How hydrogen is produced

Hydrogen is abundant but is rarely found in its pure form. It has to be produced through chemical reactions. Around 99% of hydrogen today is produced through fossil-fuel reforming, a process that produces a reaction between natural gas and steam. Hydrogen can also be produced from renewable sources, using biogas, a gaseous form of methane obtained from biomass, or through electrolysis using electricity generated by renewable sources.

Here’s how each of these processes work:

power cars and bus

Can hydrogen be used to power cars and buses?

Hydrogen can be used to power a number of different types of transportation. It can be stored and transported at high energy density in liquid or gaseous form, and it can be used as a fuel for power or in transport, and in industry as feedstock.

Yes. Just like battery-electric vehicles, hydrogen fuel cell electric vehicles (FCEVs), including passenger cars and buses, are powered by electricity and so produce no carbon dioxide (CO2) or other harmful emissions from their tailpipe – only water vapour. In these vehicles, energy is stored in the form compressed hydrogen fuel, rather than in a battery.

The hydrogen fuel-cells convert compressed hydrogen from their fuel tanks into electricity that powers the electric motor in the vehicle, providing a similar range to vehicles powered by internal combustion engines using gasoline or diesel.

Hydrogen-powered cars also have the advantage of being able to cover long distances, and only take a few minutes to refuel at a retail site.

lower carbon future

How does hydrogen scale up to play a role in a lower-carbon future?

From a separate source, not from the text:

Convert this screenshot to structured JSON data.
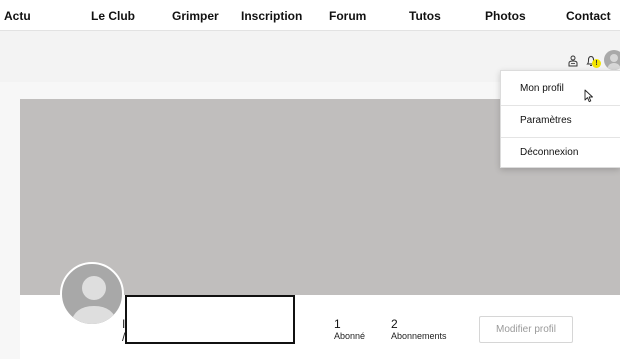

Collaboration between vehicle manufacturers, energy companies and government is vital for progressing the infrastructure to make any emerging fuel a viable alternative. Hydrogen is no exception.

In Germany, we are part of a joint venture called H2 Mobility with industrial gas manufacturers, Air Liquide and Linde', car manufacturer, Daimler, and energy companies, Total and OMV, to develop a nationwide network of hydrogen refuelling stations. Learn more about H2 Mobility and it’s live information from public hydrogen stations all across Europe here.

In the USA, Shell has four hydrogen filling stations in California and is currently working in partnership with Toyota, with the support of the State of California, to further develop its hydrogen refuelling network. We are also developing hydrogen stations in the UK, in the Netherlands, and in Canada.


Working Together

In 2017 Shell became the first branded fuel retailer to sell hydrogen at one of its retail sites in the UK. The hydrogen refuelling stations in Cobham and Beaconsfield, in partnership with ITM, use hydrogen produced on site using electricity from renewable sources.

heavy duty transport

Can hydrogen be used in heavy duty transport?

It can. The high energy density of hydrogen makes it particularly suitable for trucks, trains and potentially ships, which carry heavy goods over long distances.

Since 2018, Shell has been part of a Californian consortium to develop three new large-capacity refuelling stations for heavy-duty hydrogen fuel-cell trucks being developed by Toyota and Kenworth Truck Company. One of these stations will use hydrogen made from biogas, which is natural gas made from renewable sources.

These stations will form the first hydrogen truck refuelling network in California, and will help to reduce emissions along a heavily-polluted road that connects the Port of Los Angeles and a major warehouse complex inland.

the future of hydrogen

The future of Hydrogen

In 2017, Shell published a study on the future of hydrogen in the transport sector, jointly produced with the Wuppertal Institute for Climate, Environment and Energy.

The study concludes that in 2050, 113 million fuel cell electric vehicles (FCEVs) could save up to 68 million tonnes of fuel and almost 200 million tonnes of carbon emissions, making a significant contribution to reducing energy consumption and greenhouse gas emissions in the transport sector.


Learn about other areas of Shell's New Energies business

Alt tag of the image

What will transport look like in 2040

Our activities focus on two core areas. The first is electricity: generating, buying and selling it and supplying it directly to our customers. The second is new fuels for transport such as hydrogen and biofuels. Find out more about our activities.

Alt tag of the image

What will transport look like in 2040

Shell’s New Energies business was born in 2016. Since then, we have been investing, acquiring and supporting cleaner energy related projects around the world.